Shortly after reading this, I saw this video. It's humor, but shines another light on another digitization effort with privacy implications.


Josh said...

Jill --

One of the things you don't mention about the right to privacy we have while we are alive is the responsibility to protect that privacy.

If you are visible from a public place, you can be photographed for news use without your permission (this is true whether you are at a festival, or standing in a window in your home that faces the street).

If you post information about yourself on the Internet, even in what you think is an innocent way (say, a gardening forum), anybody in the world can find it -- your boss, your landlord, your ex, your mother.

So, yes, there's a right to privacy, but we live in a world where privacy isn't encouraged, and people can easily ensure they don't have any.

Anonymous said...

Jill, I just came across this site from Charlotte Mecklenberg County Pubic Libraries. They have, apparently, digitized divorce records from the 1800s to 1969.
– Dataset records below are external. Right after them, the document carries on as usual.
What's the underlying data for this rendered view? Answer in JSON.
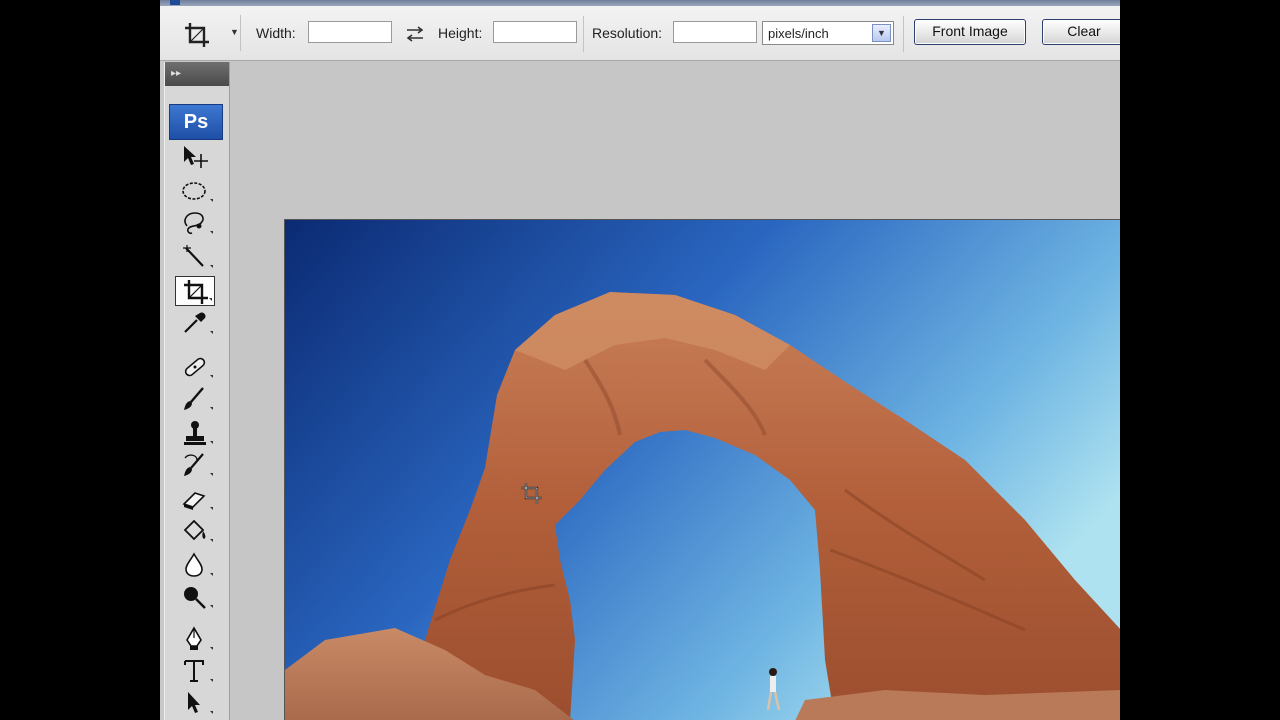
{
  "options_bar": {
    "width_label": "Width:",
    "width_value": "",
    "height_label": "Height:",
    "height_value": "",
    "resolution_label": "Resolution:",
    "resolution_value": "",
    "resolution_unit": "pixels/inch",
    "front_image_button": "Front Image",
    "clear_button": "Clear"
  },
  "toolbox": {
    "logo": "Ps",
    "tools": [
      "move-icon",
      "elliptical-marquee-icon",
      "lasso-icon",
      "magic-wand-icon",
      "crop-icon",
      "eyedropper-icon",
      "healing-brush-icon",
      "brush-icon",
      "clone-stamp-icon",
      "history-brush-icon",
      "eraser-icon",
      "paint-bucket-icon",
      "blur-icon",
      "dodge-icon",
      "pen-icon",
      "type-icon",
      "path-selection-icon"
    ],
    "active_tool": "crop-icon"
  },
  "canvas": {
    "image_subject": "desert-arch-photo"
  },
  "colors": {
    "sky_dark": "#0b2a73",
    "sky_light": "#a6dcef",
    "rock": "#b8633f"
  }
}
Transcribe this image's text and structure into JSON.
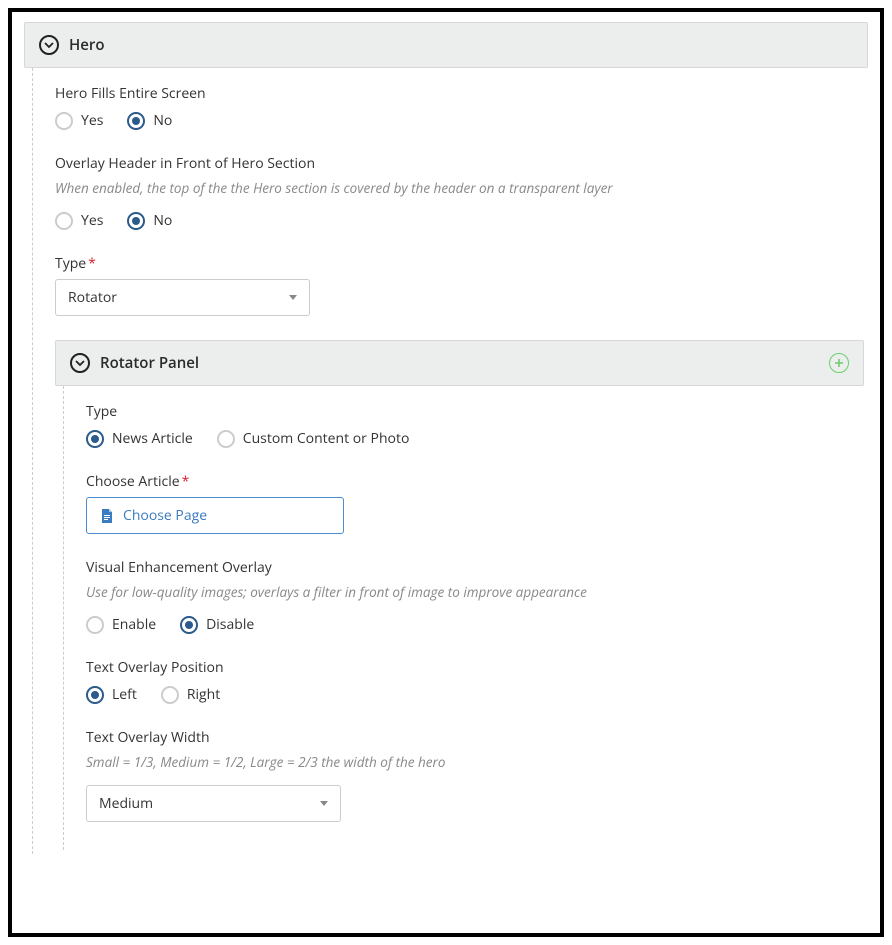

Anonymous said...

Correction: "digitization" was inaccurate. What they've done is create a database with names of the people who have been divorced. The actual records are only available in person. But still...


Jill Hurst-Wahl said...

Ben, well only the index is online, although the library has the complete records. Who would think that their divorce records would be housed in the public library?

BTW I wonder if anyone has found out that someone was divorced -- using this index -- when it was never known that the person was married?

Thanks for finding this!